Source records
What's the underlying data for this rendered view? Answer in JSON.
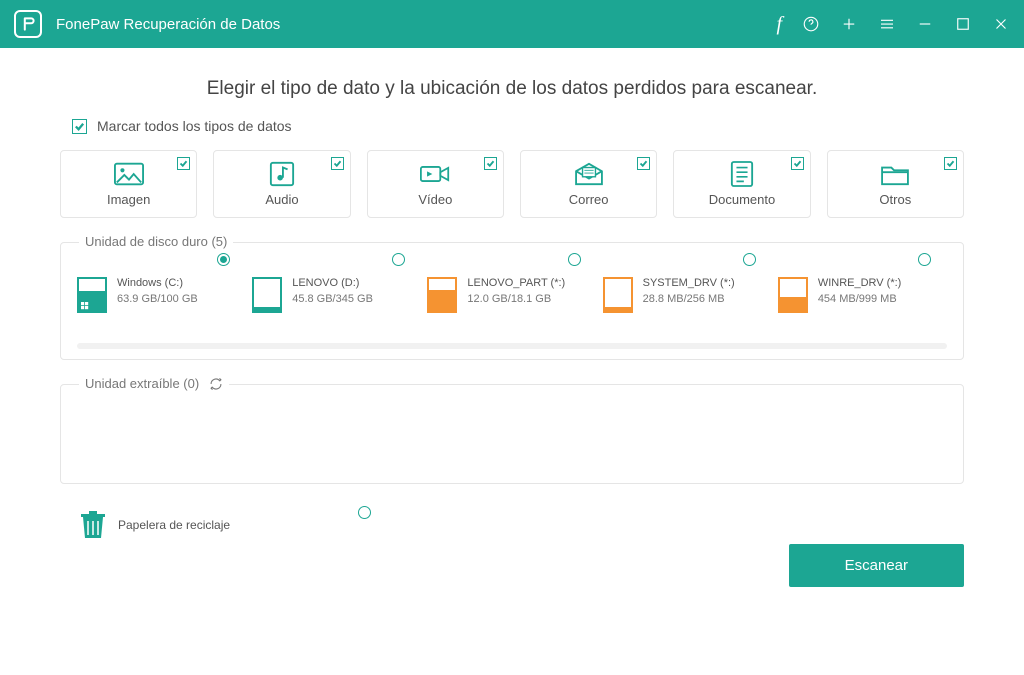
{
  "app_title": "FonePaw Recuperación de Datos",
  "heading": "Elegir el tipo de dato y la ubicación de los datos perdidos para escanear.",
  "check_all_label": "Marcar todos los tipos de datos",
  "data_types": {
    "imagen": "Imagen",
    "audio": "Audio",
    "video": "Vídeo",
    "correo": "Correo",
    "documento": "Documento",
    "otros": "Otros"
  },
  "hdd_section": {
    "title": "Unidad de disco duro (5)"
  },
  "drives": {
    "c": {
      "name": "Windows (C:)",
      "size": "63.9 GB/100 GB"
    },
    "d": {
      "name": "LENOVO (D:)",
      "size": "45.8 GB/345 GB"
    },
    "part": {
      "name": "LENOVO_PART (*:)",
      "size": "12.0 GB/18.1 GB"
    },
    "sys": {
      "name": "SYSTEM_DRV (*:)",
      "size": "28.8 MB/256 MB"
    },
    "winre": {
      "name": "WINRE_DRV (*:)",
      "size": "454 MB/999 MB"
    }
  },
  "removable_section": {
    "title": "Unidad extraíble (0)"
  },
  "recycle": {
    "label": "Papelera de reciclaje"
  },
  "scan_button": "Escanear"
}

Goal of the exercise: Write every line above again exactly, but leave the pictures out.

Exercise answer:
What's the underlying data for this rendered view? Answer in JSON.
{
  "app_title": "FonePaw Recuperación de Datos",
  "heading": "Elegir el tipo de dato y la ubicación de los datos perdidos para escanear.",
  "check_all_label": "Marcar todos los tipos de datos",
  "data_types": {
    "imagen": "Imagen",
    "audio": "Audio",
    "video": "Vídeo",
    "correo": "Correo",
    "documento": "Documento",
    "otros": "Otros"
  },
  "hdd_section": {
    "title": "Unidad de disco duro (5)"
  },
  "drives": {
    "c": {
      "name": "Windows (C:)",
      "size": "63.9 GB/100 GB"
    },
    "d": {
      "name": "LENOVO (D:)",
      "size": "45.8 GB/345 GB"
    },
    "part": {
      "name": "LENOVO_PART (*:)",
      "size": "12.0 GB/18.1 GB"
    },
    "sys": {
      "name": "SYSTEM_DRV (*:)",
      "size": "28.8 MB/256 MB"
    },
    "winre": {
      "name": "WINRE_DRV (*:)",
      "size": "454 MB/999 MB"
    }
  },
  "removable_section": {
    "title": "Unidad extraíble (0)"
  },
  "recycle": {
    "label": "Papelera de reciclaje"
  },
  "scan_button": "Escanear"
}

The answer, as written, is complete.